Task statement:
Each line containing the string "logo" should be copied out of the entries.

--- START ---

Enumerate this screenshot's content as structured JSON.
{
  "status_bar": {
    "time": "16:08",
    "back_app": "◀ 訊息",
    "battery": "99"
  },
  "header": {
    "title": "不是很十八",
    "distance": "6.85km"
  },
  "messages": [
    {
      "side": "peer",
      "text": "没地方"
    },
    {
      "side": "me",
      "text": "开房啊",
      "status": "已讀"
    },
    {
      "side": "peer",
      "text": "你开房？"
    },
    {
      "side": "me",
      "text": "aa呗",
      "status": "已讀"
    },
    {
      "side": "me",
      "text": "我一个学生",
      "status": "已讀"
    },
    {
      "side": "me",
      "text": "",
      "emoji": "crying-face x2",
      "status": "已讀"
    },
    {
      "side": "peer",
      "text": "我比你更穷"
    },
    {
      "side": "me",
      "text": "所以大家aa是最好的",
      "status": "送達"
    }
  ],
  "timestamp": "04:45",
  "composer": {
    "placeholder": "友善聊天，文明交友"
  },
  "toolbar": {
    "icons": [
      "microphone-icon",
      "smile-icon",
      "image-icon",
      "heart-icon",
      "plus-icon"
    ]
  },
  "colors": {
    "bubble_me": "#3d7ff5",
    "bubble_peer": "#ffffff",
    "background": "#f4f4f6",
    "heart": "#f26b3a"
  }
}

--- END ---
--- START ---

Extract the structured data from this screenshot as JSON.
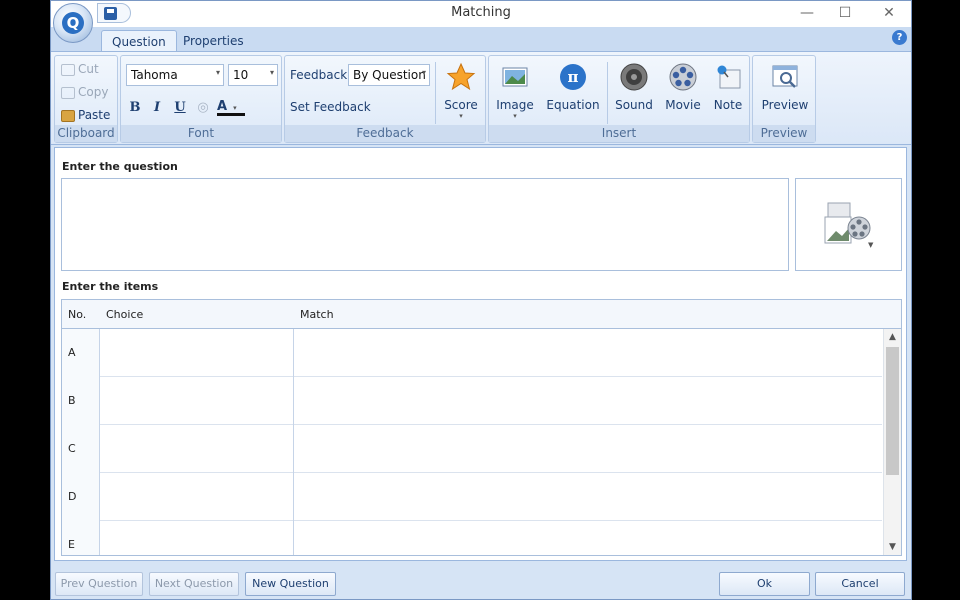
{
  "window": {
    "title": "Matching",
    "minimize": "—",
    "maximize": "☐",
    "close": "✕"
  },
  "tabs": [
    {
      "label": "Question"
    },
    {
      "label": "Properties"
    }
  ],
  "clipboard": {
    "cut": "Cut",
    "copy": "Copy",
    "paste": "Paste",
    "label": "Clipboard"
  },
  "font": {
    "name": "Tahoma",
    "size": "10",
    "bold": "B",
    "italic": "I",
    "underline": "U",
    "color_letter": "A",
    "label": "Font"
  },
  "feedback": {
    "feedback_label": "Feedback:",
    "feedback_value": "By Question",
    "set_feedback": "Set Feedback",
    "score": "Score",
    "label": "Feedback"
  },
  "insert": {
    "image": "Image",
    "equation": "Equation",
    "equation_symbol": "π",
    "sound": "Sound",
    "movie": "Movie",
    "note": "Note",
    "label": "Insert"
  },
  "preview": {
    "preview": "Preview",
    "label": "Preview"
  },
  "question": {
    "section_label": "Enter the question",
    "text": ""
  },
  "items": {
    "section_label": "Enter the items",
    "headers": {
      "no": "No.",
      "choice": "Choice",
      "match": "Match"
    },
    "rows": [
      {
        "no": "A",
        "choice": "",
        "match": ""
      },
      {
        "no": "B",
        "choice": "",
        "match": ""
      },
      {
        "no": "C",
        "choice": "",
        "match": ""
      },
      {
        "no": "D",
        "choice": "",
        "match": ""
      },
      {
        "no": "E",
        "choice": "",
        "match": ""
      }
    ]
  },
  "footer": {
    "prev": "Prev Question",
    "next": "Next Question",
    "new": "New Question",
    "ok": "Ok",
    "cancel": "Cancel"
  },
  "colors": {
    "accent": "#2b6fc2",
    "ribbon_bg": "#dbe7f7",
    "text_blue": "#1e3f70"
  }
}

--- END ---
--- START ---

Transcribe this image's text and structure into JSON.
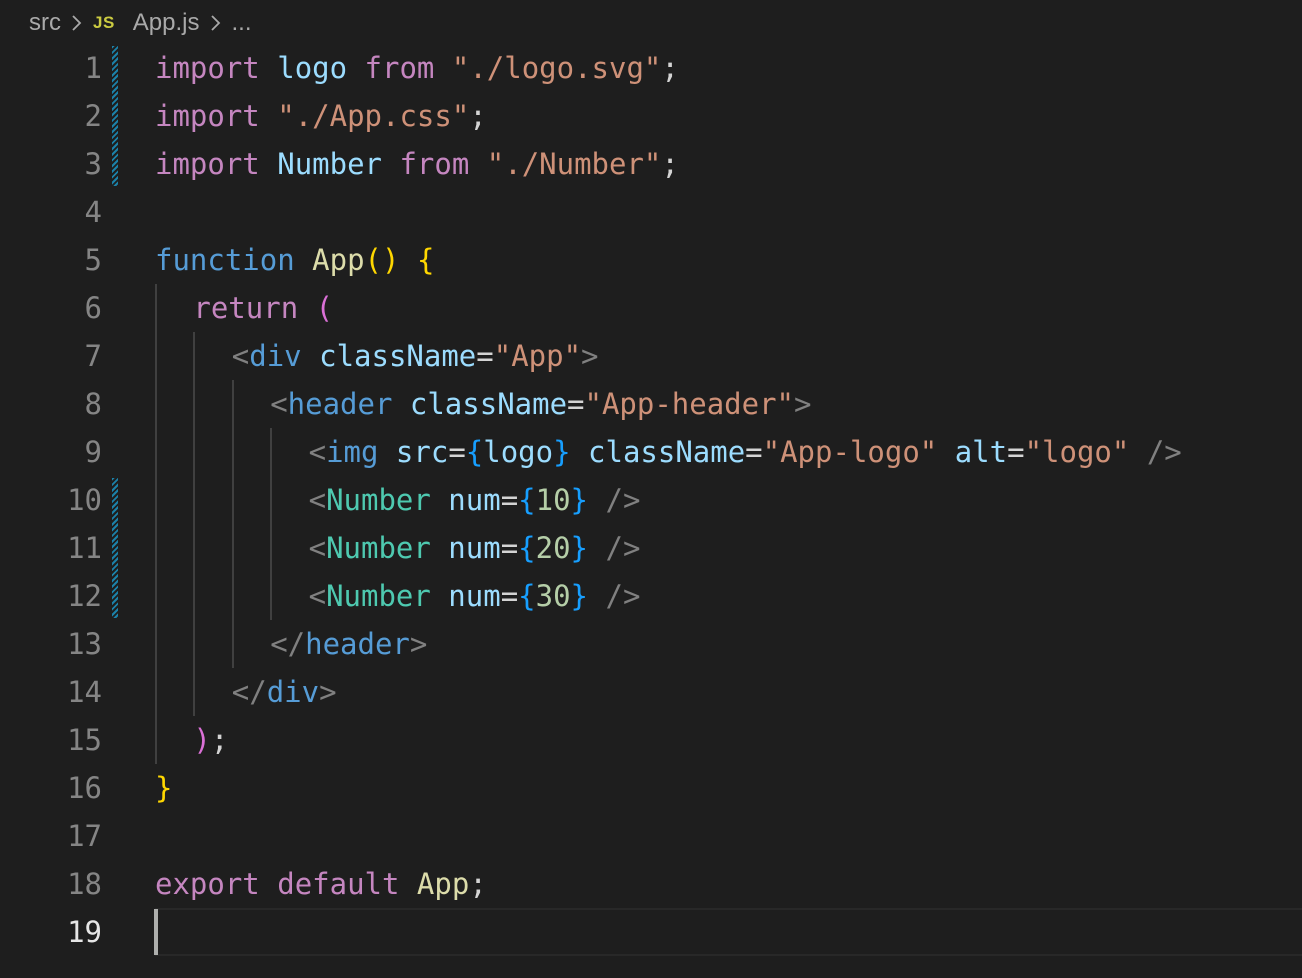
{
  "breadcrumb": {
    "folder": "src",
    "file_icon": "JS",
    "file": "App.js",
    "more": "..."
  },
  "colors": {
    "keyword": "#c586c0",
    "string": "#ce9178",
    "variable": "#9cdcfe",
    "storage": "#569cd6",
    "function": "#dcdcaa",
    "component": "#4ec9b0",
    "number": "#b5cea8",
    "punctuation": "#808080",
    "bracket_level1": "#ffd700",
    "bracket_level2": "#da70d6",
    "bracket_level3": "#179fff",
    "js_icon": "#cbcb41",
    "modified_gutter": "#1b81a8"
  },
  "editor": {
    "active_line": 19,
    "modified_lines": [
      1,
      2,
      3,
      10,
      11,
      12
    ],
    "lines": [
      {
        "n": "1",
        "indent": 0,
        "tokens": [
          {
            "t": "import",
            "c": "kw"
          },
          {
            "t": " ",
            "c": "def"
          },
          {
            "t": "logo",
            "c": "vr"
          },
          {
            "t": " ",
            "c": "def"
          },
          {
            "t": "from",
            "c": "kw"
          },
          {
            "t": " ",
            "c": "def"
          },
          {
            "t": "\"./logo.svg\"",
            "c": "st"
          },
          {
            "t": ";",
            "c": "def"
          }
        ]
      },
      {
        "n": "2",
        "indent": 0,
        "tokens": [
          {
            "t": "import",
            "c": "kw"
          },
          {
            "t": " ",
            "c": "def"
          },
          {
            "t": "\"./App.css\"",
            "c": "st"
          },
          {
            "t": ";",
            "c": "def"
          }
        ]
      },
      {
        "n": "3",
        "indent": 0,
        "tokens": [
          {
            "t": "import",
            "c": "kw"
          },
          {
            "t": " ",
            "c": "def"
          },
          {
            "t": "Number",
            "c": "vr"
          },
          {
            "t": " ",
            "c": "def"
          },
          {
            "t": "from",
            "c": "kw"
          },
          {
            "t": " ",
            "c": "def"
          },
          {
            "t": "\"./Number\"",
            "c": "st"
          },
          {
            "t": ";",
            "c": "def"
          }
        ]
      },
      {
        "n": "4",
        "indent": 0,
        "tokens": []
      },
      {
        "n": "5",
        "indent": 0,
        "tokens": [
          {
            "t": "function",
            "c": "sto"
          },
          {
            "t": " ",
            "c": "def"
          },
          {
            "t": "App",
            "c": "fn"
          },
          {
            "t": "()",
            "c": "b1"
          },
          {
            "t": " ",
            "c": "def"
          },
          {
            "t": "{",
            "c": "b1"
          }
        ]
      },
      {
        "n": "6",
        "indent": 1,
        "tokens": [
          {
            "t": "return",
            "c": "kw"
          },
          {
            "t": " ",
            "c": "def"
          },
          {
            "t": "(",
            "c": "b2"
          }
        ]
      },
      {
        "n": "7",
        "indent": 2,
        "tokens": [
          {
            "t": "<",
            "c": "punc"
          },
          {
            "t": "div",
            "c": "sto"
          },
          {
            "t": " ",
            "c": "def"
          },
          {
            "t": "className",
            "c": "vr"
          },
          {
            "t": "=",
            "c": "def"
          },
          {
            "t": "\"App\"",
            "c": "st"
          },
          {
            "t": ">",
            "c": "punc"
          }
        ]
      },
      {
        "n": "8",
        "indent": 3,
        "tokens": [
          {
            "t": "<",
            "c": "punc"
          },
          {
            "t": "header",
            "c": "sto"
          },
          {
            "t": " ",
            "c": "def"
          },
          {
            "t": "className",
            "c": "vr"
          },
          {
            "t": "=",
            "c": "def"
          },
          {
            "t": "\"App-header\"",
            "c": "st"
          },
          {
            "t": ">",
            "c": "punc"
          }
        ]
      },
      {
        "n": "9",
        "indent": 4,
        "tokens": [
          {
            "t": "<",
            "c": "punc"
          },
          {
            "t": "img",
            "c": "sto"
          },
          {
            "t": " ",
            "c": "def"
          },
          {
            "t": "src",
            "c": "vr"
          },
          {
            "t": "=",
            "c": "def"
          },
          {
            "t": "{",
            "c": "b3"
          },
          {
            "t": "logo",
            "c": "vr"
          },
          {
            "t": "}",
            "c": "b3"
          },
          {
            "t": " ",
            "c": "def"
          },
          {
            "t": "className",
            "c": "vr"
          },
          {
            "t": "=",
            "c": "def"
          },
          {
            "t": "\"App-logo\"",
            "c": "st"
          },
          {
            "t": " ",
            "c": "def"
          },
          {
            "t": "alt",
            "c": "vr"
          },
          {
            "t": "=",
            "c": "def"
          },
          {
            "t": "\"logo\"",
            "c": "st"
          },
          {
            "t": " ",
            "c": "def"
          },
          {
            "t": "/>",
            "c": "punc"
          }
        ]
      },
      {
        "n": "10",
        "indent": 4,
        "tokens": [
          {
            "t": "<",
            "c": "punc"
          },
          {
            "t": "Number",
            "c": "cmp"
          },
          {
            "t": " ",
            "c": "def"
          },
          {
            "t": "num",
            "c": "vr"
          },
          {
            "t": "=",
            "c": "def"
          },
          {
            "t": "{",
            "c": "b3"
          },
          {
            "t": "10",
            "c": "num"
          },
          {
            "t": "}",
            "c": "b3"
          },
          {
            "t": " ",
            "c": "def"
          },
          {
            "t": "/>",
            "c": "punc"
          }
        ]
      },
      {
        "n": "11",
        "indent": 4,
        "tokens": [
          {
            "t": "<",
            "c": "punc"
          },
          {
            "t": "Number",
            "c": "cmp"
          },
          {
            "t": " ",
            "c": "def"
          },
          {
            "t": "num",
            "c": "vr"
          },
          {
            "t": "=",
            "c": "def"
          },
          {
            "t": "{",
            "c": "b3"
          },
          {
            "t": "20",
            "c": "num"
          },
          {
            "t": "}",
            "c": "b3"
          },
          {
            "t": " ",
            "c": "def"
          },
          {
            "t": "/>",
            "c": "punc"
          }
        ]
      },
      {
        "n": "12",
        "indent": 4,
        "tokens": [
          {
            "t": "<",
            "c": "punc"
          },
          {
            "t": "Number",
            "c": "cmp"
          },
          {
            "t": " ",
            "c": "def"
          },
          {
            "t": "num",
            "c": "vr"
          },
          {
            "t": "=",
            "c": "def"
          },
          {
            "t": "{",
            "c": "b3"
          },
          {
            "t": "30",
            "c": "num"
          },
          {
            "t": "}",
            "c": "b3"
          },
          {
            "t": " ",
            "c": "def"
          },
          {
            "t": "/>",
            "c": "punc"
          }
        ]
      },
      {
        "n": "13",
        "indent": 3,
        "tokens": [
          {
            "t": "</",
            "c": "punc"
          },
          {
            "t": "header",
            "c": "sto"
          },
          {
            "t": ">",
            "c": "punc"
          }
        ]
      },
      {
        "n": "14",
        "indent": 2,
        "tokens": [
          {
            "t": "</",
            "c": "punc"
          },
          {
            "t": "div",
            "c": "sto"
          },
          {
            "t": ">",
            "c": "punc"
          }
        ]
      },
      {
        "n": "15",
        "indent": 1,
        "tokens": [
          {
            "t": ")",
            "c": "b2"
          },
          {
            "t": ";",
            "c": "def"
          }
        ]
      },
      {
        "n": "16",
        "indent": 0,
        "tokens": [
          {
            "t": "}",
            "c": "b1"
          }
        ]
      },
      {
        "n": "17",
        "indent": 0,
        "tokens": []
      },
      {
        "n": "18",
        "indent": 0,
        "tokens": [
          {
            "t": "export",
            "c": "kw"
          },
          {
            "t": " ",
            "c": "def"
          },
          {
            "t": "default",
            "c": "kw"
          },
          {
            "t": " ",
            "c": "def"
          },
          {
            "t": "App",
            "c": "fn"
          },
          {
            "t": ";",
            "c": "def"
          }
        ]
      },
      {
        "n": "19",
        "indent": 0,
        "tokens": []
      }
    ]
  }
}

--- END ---

Exercise response:
            "t": "logo",
            "t": "\"./logo.svg\"",
            "t": "logo",
            "t": "\"App-logo\"",
            "t": "\"logo\"",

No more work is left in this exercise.